This week Lincoln County Administrator Carrie Kipfer informed County Commissioners of a change to the rules for the Maine Public Employee Retirement System (PERS) that would require it to treat retirees that it employed differently than non-retirees.  Ms. Kipfer expressed concern that this rule change could result in age discrimination.  Under this PERS rule (Ch. 803 sec. 14), a retiree who is receiving PERS benefits that returns to work for an employer that participates in PERS must either stop receiving benefits or incur a greater PERS deduction from her pay than non-retirees who work for the employer.

“There are great benefits to hiring people who have experience,” said Ms. Kipfer. “This is unfair to them, because they’ve already paid their dues and won’t be getting anything else from the system.”  To illustrate her point, Ms. Kipfer cited the example of a retired deputy sheriff that the county had rehired a few years ago.  This deputy sheriff no longer works for the county but if he did, this new rule would discourage him from working.

This new PERS rule follows a contentious debate in the legislature earlier this year when lawmakers debated whether to prohibit retirees from collecting pension benefits if they returned to work for an employer in PERS.  Under existing law, there are already limitations on retirees’ ability to return to work.  Retirees can only return to work for a limited number of years and there are limitations on how much they can be paid.  The proposed legislation to prohibit retirees from returning to work was not passed during the last legislative session.

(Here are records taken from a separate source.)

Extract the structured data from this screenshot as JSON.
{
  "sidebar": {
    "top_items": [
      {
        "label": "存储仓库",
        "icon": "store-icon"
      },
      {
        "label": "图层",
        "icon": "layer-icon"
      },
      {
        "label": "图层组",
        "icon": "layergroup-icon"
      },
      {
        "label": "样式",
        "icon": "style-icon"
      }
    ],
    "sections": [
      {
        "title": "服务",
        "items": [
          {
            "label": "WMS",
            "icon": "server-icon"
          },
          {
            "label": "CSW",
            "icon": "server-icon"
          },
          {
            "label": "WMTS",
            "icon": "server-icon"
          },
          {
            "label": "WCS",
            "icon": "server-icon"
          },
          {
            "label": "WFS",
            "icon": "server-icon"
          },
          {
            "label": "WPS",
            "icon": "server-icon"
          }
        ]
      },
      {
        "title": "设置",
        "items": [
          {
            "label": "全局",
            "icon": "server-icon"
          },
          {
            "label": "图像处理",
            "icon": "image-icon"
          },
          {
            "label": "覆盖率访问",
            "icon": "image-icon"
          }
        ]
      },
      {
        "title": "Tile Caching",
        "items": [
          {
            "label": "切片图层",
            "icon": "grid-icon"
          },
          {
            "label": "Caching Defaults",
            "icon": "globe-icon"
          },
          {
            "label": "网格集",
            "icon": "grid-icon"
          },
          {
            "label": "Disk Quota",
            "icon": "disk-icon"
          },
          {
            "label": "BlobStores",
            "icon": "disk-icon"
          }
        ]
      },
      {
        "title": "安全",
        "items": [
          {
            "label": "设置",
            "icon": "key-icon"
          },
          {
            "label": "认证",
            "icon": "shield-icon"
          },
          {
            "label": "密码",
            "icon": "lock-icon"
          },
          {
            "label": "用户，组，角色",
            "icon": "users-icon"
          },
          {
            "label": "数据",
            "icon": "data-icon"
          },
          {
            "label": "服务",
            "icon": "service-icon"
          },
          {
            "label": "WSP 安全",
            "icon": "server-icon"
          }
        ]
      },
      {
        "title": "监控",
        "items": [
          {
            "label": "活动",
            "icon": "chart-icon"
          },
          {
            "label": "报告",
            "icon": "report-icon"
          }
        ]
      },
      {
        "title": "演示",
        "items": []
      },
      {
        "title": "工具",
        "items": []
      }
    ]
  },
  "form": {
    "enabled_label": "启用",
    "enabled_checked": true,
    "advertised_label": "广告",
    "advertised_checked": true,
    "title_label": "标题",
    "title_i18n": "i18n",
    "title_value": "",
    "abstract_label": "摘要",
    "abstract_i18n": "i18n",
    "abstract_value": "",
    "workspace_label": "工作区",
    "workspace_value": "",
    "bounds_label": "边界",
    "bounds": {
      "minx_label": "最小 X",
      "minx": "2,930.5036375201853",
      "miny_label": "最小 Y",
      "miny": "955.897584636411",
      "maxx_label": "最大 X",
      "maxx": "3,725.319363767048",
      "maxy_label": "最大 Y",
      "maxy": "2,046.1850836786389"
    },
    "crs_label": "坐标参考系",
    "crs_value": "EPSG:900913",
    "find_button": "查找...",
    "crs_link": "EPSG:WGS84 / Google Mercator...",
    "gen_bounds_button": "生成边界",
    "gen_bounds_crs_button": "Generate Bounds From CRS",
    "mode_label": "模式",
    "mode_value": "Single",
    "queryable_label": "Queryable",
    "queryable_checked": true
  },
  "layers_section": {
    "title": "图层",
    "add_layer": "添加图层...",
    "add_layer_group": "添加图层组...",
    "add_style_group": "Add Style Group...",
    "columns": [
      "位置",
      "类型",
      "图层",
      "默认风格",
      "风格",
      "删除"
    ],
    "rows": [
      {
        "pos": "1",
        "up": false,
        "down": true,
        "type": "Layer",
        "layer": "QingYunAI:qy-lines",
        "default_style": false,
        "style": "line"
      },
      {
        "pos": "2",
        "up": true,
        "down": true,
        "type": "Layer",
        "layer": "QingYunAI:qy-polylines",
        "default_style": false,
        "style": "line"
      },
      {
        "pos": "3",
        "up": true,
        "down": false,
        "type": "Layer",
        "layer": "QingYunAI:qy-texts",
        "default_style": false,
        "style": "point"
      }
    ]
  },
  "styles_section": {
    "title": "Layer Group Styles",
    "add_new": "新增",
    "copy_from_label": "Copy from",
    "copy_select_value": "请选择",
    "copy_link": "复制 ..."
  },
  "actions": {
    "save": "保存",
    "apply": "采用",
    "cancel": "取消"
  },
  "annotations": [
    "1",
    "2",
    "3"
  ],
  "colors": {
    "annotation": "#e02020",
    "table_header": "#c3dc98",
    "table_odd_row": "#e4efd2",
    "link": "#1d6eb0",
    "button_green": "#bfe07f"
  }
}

Whether this constitutes age discrimination is an interesting question.  These laws seem to treat retirees worse than workers who have not retired; and retirees are typically older than non-retirees.  It does not appear that the laws are intended to harm workers because of their ages, but the laws have that effect.  When employment practices harm certain protected groups of workers, such as older workers, the affected workers can sometimes prevail on a “disparate impact” claim.  Disparate impact laws allow workers to attack employment practices that have a discriminatory effect on protected groups regardless of whether the employer had a discriminatory motive when it adopted the practice.  There are a number of defenses that the state could deploy in response to such a claim but it might be worthwhile for the retirees, if they have not already done so, to explore the option of litigation.